Amazon (AMZN) is flooded with ‘fake’ five-star reviews of popular products, a leading UK consumer group has claimed.
An investigation by the consumer group Which? found hundreds of unverified accounts left top reviews on tech products in a single day.
Which? says glowing reviews from unverified buyers are a “telltale sign of ‘fake’ reviews,” and said its findings showed they had become a “serious problem” in online shopping.
The research found little-known brands dominated search results for several popular tech products including cameras, headphones and smart watches, often thanks to reviews regarded as suspicious by Which?.
But Amazon has said it invests “significant” resources in weeding out fake reviews, and took action against firms and individuals suspected of using them.
The first page of headphones on Amazon’s site was “by far the worst offender,” with every single product from a brand not recognised by the organisation.
Which? found more than 10,000 reviews from unverified users on just 24 pairs of headphones in a couple of hours.
It said 71% of products on the first headphones page had perfect five-star reviews, and 87% of products were not confirmed as Amazon purchases.
In some cases, it found positive reviews for the wrong products on listings.
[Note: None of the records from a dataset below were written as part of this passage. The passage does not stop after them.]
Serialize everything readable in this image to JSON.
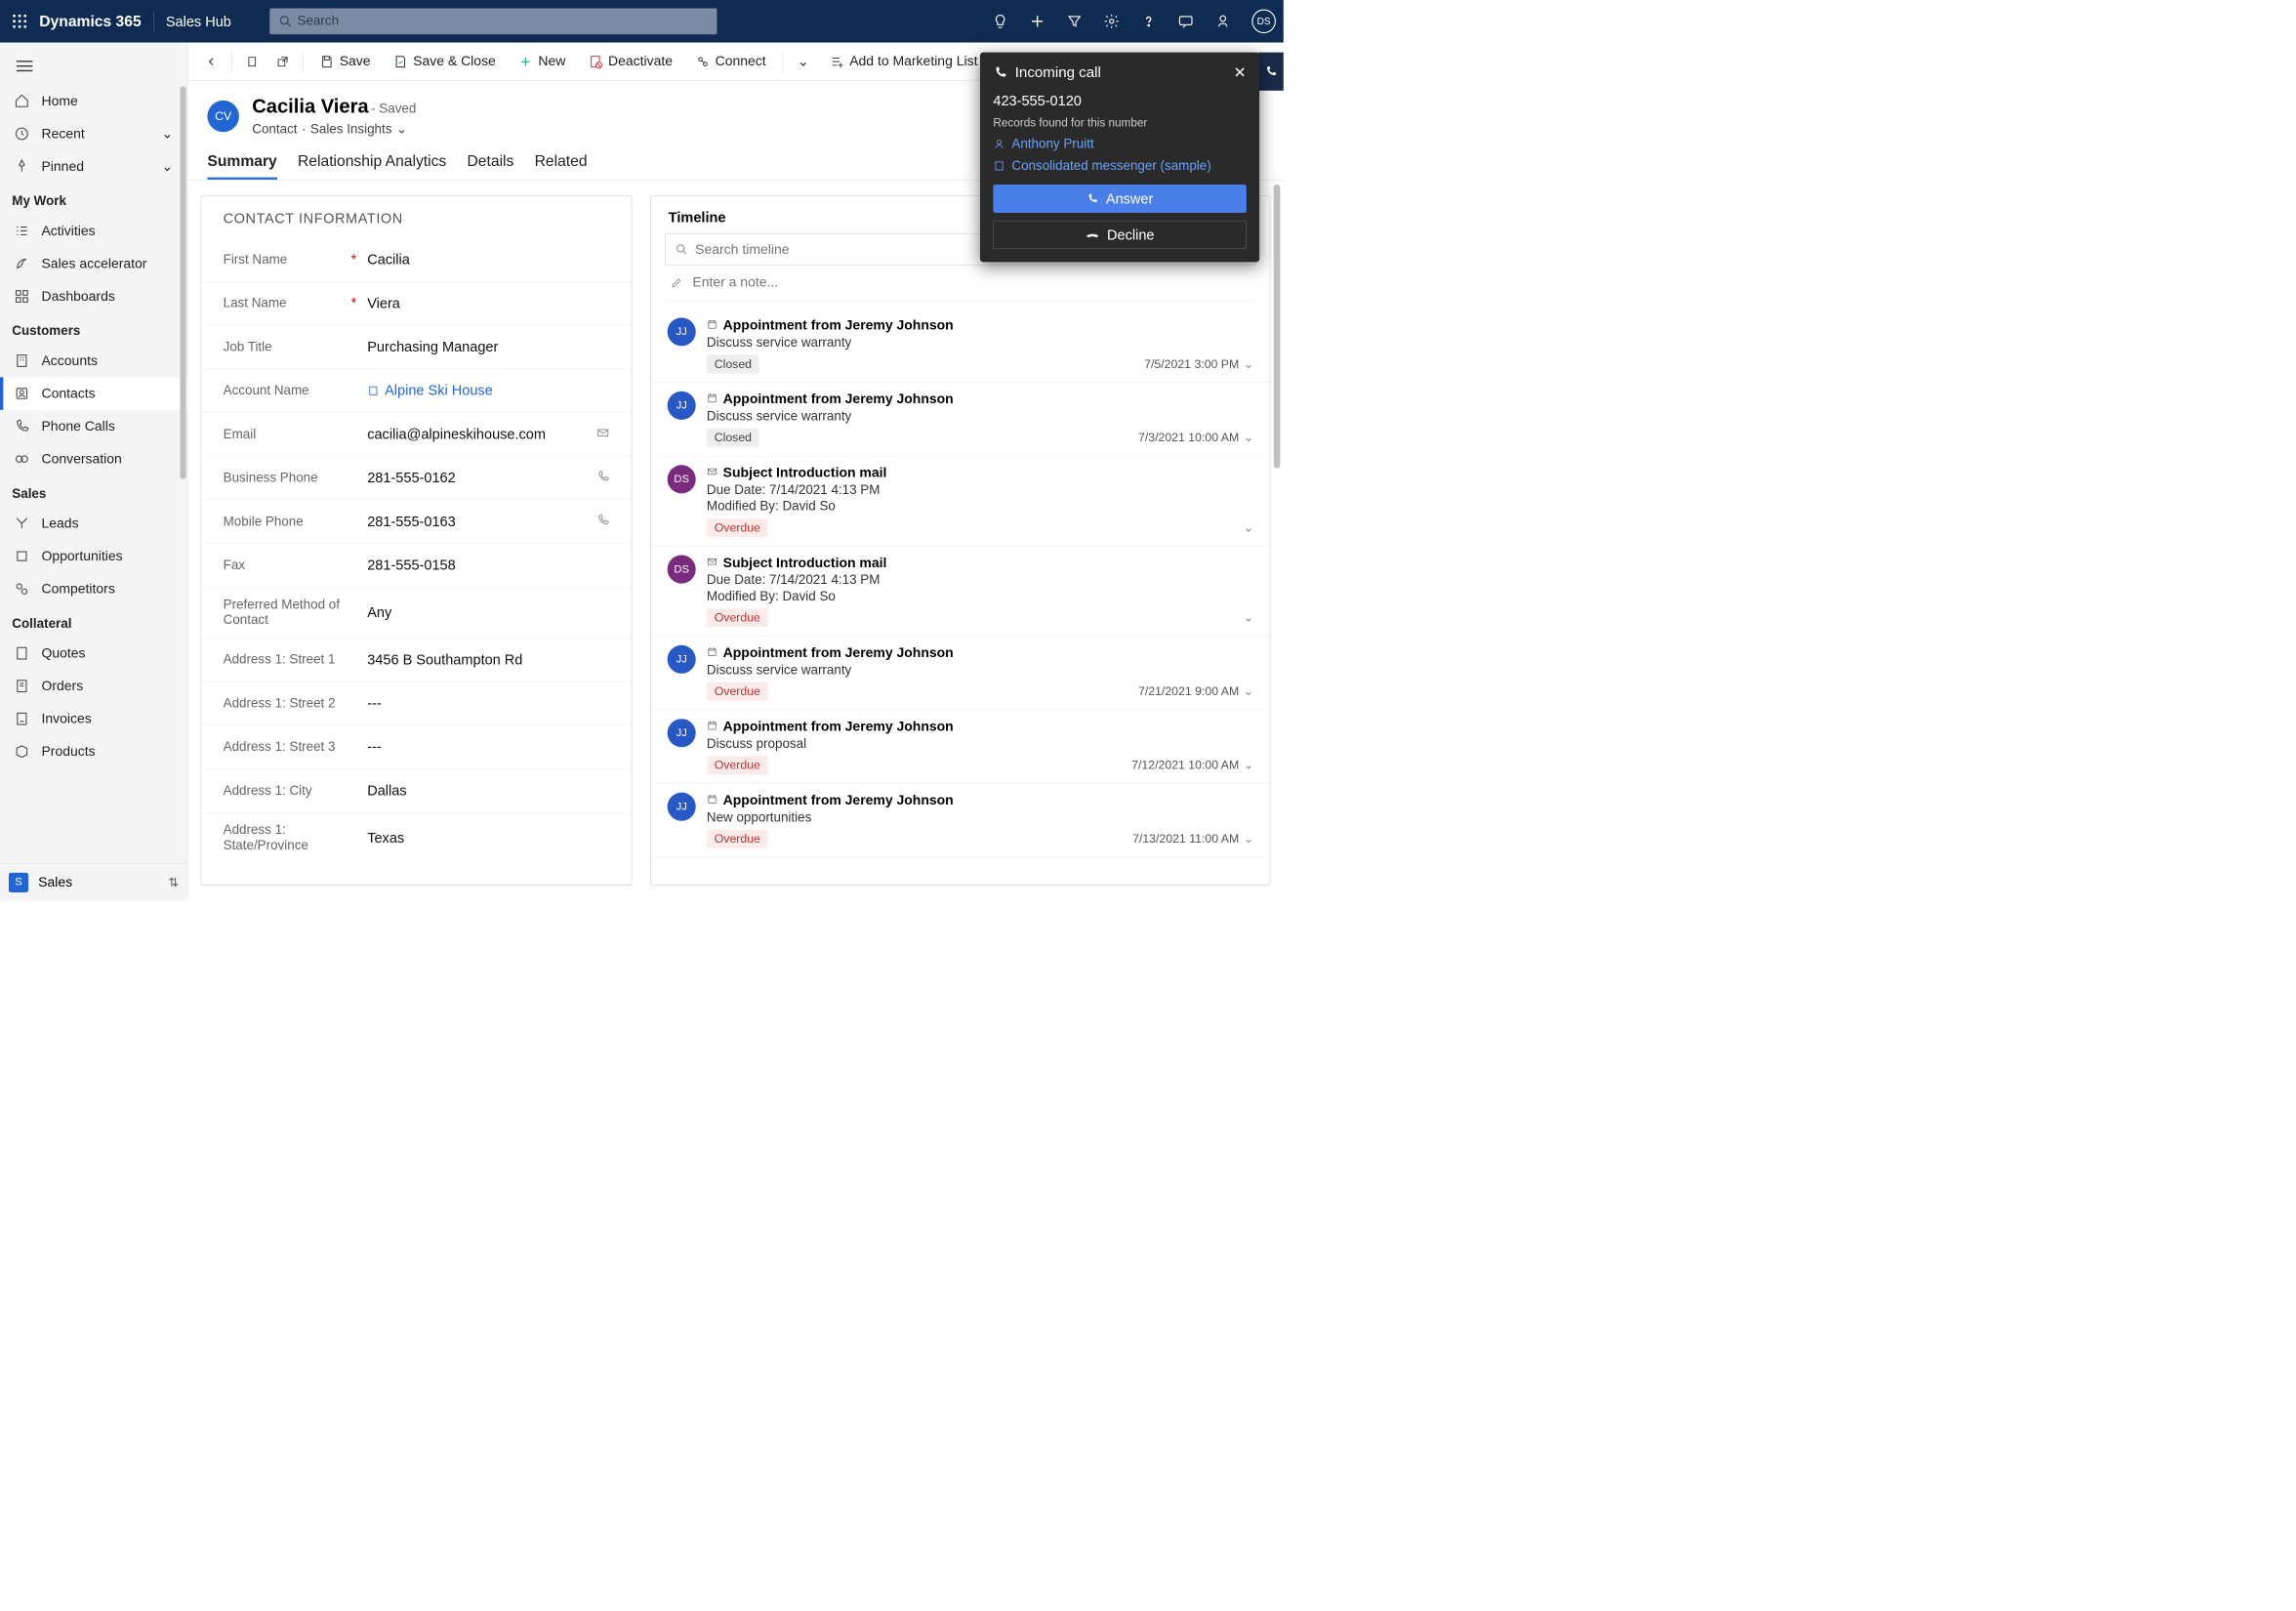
{
  "topbar": {
    "app": "Dynamics 365",
    "hub": "Sales Hub",
    "search_placeholder": "Search",
    "avatar": "DS"
  },
  "sidebar": {
    "home": "Home",
    "recent": "Recent",
    "pinned": "Pinned",
    "sections": {
      "mywork": {
        "header": "My Work",
        "items": [
          "Activities",
          "Sales accelerator",
          "Dashboards"
        ]
      },
      "customers": {
        "header": "Customers",
        "items": [
          "Accounts",
          "Contacts",
          "Phone Calls",
          "Conversation"
        ],
        "active_index": 1
      },
      "sales": {
        "header": "Sales",
        "items": [
          "Leads",
          "Opportunities",
          "Competitors"
        ]
      },
      "collateral": {
        "header": "Collateral",
        "items": [
          "Quotes",
          "Orders",
          "Invoices",
          "Products"
        ]
      }
    },
    "footer": {
      "badge": "S",
      "label": "Sales"
    }
  },
  "commands": {
    "save": "Save",
    "save_close": "Save & Close",
    "new": "New",
    "deactivate": "Deactivate",
    "connect": "Connect",
    "add_marketing": "Add to Marketing List"
  },
  "record": {
    "avatar": "CV",
    "name": "Cacilia Viera",
    "saved": "- Saved",
    "entity": "Contact",
    "form": "Sales Insights"
  },
  "tabs": [
    "Summary",
    "Relationship Analytics",
    "Details",
    "Related"
  ],
  "contact_card_title": "CONTACT INFORMATION",
  "fields": {
    "first_name": {
      "label": "First Name",
      "value": "Cacilia"
    },
    "last_name": {
      "label": "Last Name",
      "value": "Viera"
    },
    "job_title": {
      "label": "Job Title",
      "value": "Purchasing Manager"
    },
    "account": {
      "label": "Account Name",
      "value": "Alpine Ski House"
    },
    "email": {
      "label": "Email",
      "value": "cacilia@alpineskihouse.com"
    },
    "bphone": {
      "label": "Business Phone",
      "value": "281-555-0162"
    },
    "mphone": {
      "label": "Mobile Phone",
      "value": "281-555-0163"
    },
    "fax": {
      "label": "Fax",
      "value": "281-555-0158"
    },
    "pref": {
      "label": "Preferred Method of Contact",
      "value": "Any"
    },
    "street1": {
      "label": "Address 1: Street 1",
      "value": "3456 B Southampton Rd"
    },
    "street2": {
      "label": "Address 1: Street 2",
      "value": "---"
    },
    "street3": {
      "label": "Address 1: Street 3",
      "value": "---"
    },
    "city": {
      "label": "Address 1: City",
      "value": "Dallas"
    },
    "state": {
      "label": "Address 1: State/Province",
      "value": "Texas"
    }
  },
  "timeline": {
    "header": "Timeline",
    "search_placeholder": "Search timeline",
    "note_placeholder": "Enter a note...",
    "items": [
      {
        "avatar": "JJ",
        "av_class": "jj",
        "icon": "cal",
        "title": "Appointment from Jeremy Johnson",
        "desc": "Discuss service warranty",
        "badge": "Closed",
        "badge_class": "closed",
        "date": "7/5/2021 3:00 PM"
      },
      {
        "avatar": "JJ",
        "av_class": "jj",
        "icon": "cal",
        "title": "Appointment from Jeremy Johnson",
        "desc": "Discuss service warranty",
        "badge": "Closed",
        "badge_class": "closed",
        "date": "7/3/2021 10:00 AM"
      },
      {
        "avatar": "DS",
        "av_class": "ds",
        "icon": "mail",
        "title": "Subject Introduction mail",
        "desc": "Due Date: 7/14/2021 4:13 PM",
        "meta": "Modified By: David So",
        "badge": "Overdue",
        "badge_class": "overdue",
        "date": ""
      },
      {
        "avatar": "DS",
        "av_class": "ds",
        "icon": "mail",
        "title": "Subject Introduction mail",
        "desc": "Due Date: 7/14/2021 4:13 PM",
        "meta": "Modified By: David So",
        "badge": "Overdue",
        "badge_class": "overdue",
        "date": ""
      },
      {
        "avatar": "JJ",
        "av_class": "jj",
        "icon": "cal",
        "title": "Appointment from Jeremy Johnson",
        "desc": "Discuss service warranty",
        "badge": "Overdue",
        "badge_class": "overdue",
        "date": "7/21/2021 9:00 AM"
      },
      {
        "avatar": "JJ",
        "av_class": "jj",
        "icon": "cal",
        "title": "Appointment from Jeremy Johnson",
        "desc": "Discuss proposal",
        "badge": "Overdue",
        "badge_class": "overdue",
        "date": "7/12/2021 10:00 AM"
      },
      {
        "avatar": "JJ",
        "av_class": "jj",
        "icon": "cal",
        "title": "Appointment from Jeremy Johnson",
        "desc": "New opportunities",
        "badge": "Overdue",
        "badge_class": "overdue",
        "date": "7/13/2021 11:00 AM"
      }
    ]
  },
  "call": {
    "title": "Incoming call",
    "number": "423-555-0120",
    "records_found": "Records found for this number",
    "person": "Anthony Pruitt",
    "account": "Consolidated messenger (sample)",
    "answer": "Answer",
    "decline": "Decline"
  }
}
Hannah Walsh of Which? said: “97% of shoppers rely on online customer reviews to help make a purchase, according to a survey we conducted in September 2018 of more than 2,000 adults. The Competition and Markets Authority (CMA) estimates that £23bn a year of UK consumer spending is potentially influenced by online reviews.
“This makes fake reviews a serious problem – at best they could mislead you into buying a product that’s not as good as it appeared, at worse you could end up with something that’s not even fit for purpose.”
An Amazon spokesperson told the Guardian in a statement: “[We] invest significant resources to protect the integrity of reviews in our store because we know customers value the insights and experiences shared by fellow shoppers.
“We have clear participation guidelines for both reviewers and selling partners and we suspend, ban and take legal action on those who violate our policies.”
Four ways to spot a fake review
- Check the reviewer’s profile. Have a look at all of their reviews. If they are all on the same day, or show very similar comments on different products, you should smell a rat.
- Look for reviews below five stars. Fake reviewers might leave one-star reviews on competitor’s pages, but they certainly don’t leave three- and four-star reviews.
- Look for one-word reviews. Star ratings matter more than comments left in Amazon’s algorithms, so a fake reviewer is not likely to waste time with a detailed post. One-word, non-specific reviews they can leave across multiple products are a giveaway.
- Check the wishlist on a seller’s profile page. If you see the same items repeatedly, even though you’re looking at different reviewers’ profiles, it’s a sure-fire sign of something suspicious.